Problems on hold
Egyptians of all walks of life can talk of nothing today but of their country and her steady political, economic, security and ethical decline. The worry runs deep Egyptians of all walks of life can talk of nothing today but of their country and her steady political, economic, security and ethical decline. The worry runs deep and engulfs all: not only those in the opposition, but also the supporters of the ruling Islamist regime; and even those Egyptians who distance themselves from both groups and just sit back helplessly watching the public scene.
United in their worry about the nation, Egyptians are yet divided on the reasons that are hurting that nation. Supporters of the ruling regime and the Muslim Brotherhood (MB) group to which President Mursi belongs, even though they admit to having committed errors, accuse the opposition of overstating these errors in order to depict them as losers and to hold them responsible for the collapse of Egypt economically and security-wise. They claim that the media is in a conspiracy against the ruling regime, that it intentionally smears its image by faking and exaggerating news which place the regime in a negative light. They allege that unknown elements—inside and outside Egypt—are funding the rampant acts of violence, thuggery and terrorism in order to propagate an image of a distraught, shaky State. The supporters of the ruling regime also claim they are not after monopolising power; they have invited the leaders of the political movements in Egypt to sit to national dialogue but, they say, the opposition showed no interest and hastened to put preconditions and demand guarantees before sitting to the dialogue table.
The revolutionary youth and the opposition, on the other hand, bitterly complain of the policy implemented by the ruling regime, at whose head sits a president voted into power by the ballot box. But this President, the opposition claim, never honoured the promise he made to act as president for all Egyptians. He openly aligned himself with the MB. No sooner had he been in office than he made a pounce on constitutional legitimacy, assailed the judicial authority, and opened the door wide for the MB to confiscate power and monopolise the leading positions in all State institutions. He gave the Islamists full power to pass a defective constitution, and sailed it through a referendum the serious irregularities of which he conveniently overlooked. The deplorable official policy was to richly reward supporters and terrorise opponents. And as though this were not enough, the ‘President of all Egyptians’ stubbornly charged ahead with defying the national group, indifferent to the unprecedented rift that gripped the nation and took it to the verge of civil war. He even appeared unconcerned with the excessive violence his security apparatus used against the demonstrators who were commemorating two years on the 25 January Revolution. The violence brought to mind the cruelty of the security apparatus of the pre-Revolution Mubarak regime.
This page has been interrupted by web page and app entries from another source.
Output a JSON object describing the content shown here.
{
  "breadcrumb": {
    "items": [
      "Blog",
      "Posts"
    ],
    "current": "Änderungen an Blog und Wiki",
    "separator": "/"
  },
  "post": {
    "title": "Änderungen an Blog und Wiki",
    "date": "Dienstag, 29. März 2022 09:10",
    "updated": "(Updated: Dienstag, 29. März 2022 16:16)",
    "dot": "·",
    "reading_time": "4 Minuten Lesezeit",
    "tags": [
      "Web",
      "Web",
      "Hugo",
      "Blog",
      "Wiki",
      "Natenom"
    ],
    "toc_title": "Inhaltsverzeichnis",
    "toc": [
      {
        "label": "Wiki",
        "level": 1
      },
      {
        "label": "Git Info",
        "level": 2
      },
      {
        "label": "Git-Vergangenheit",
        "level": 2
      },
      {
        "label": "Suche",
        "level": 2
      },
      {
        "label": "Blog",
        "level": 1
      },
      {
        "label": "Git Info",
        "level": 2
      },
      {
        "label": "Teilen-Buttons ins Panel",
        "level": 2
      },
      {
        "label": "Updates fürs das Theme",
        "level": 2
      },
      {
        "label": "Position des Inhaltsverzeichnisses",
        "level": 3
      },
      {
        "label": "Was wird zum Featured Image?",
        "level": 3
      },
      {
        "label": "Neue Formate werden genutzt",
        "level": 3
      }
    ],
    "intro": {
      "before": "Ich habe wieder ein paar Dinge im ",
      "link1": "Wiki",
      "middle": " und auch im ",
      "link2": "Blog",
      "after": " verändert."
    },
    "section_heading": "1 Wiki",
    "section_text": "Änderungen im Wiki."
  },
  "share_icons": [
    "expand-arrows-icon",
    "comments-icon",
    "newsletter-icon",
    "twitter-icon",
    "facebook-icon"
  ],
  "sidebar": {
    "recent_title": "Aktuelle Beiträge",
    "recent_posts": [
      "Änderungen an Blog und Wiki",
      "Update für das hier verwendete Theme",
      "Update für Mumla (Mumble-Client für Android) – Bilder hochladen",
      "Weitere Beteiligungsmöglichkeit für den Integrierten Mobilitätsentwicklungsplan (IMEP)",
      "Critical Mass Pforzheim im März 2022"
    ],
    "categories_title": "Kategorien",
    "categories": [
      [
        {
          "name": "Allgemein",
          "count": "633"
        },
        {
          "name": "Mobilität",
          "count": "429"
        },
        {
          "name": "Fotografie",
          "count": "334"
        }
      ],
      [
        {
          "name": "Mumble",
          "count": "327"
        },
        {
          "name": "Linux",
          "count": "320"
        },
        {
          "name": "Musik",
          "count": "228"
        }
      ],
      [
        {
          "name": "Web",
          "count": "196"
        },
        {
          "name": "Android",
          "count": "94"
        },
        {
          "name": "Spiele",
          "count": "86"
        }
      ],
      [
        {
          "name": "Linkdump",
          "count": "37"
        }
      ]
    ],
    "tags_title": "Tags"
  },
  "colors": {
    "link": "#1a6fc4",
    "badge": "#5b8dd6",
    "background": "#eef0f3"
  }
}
The chasm between both camps is getting wider by the day, egged on by the bitter build-up of suspicion and apprehension. Each camp remains resolute: the ruling regime clings to the power it claims it has acquired through the legitimacy of the ballot box; the opposition insists on proceeding with the unfulfilled revolution until it topples the regime. But the real victim is Egypt. No one appears to heed the terrible, terrifying destiny that awaits Egypt as it plummets politically, economically and on the security front. Will the country soon succumb to the rank of a ‘failed State’?
Amid the desperation, a few sporadic voices are crying for wisdom to rescue the nation and heal the rift between the national ranks. Some of these voices come from the presidency; others from the opposition. All were, predictably, rejected by the street and the revolutionists who refused to join hands with a regime that has initiated a rift between Egyptians, and who utterly disbelieved that such a regime could be well intentioned or committed to national dialogue.
In all truth, and without understating the anger and bitter sense of oppression dominant among so many Egyptians, I would like to underscore the peril of the situation, which I imagine the President and his group also sense. There is no space here for stubbornness or intransigence, as support for the regime is swiftly waning. It is imperative that some action should be taken to unite the national ranks and contain the problem that has gone out of hand under a government that lacks vision and an opposition that aims to topple the regime at any price.
Doubts and apprehensions should be put aside, and the door should be open to national dialogue. The opposition should take the plunge since, for now, dialogue appears to be the only viable option; as a no-risk route it warrants a venture to rescue the nation. It is frequently said that what cannot be attained in its entirety should not be relinquished in its entirety. It has been announced that there is already before the national dialogue an acceptable ‘prescription’ to treat the ills of Egypt. Whatever of it may be implemented is capable of bringing about a new mood of relaxation instead of the currently prevalent confrontational climate. This mood may work to pave the way to wider horizons of stability and progress.
Will the opposition have the sufficient foresight and wisdom needed at this critical point to heal the national rift? The eyes of Egypt are looking up at every one of us.
24 February 2013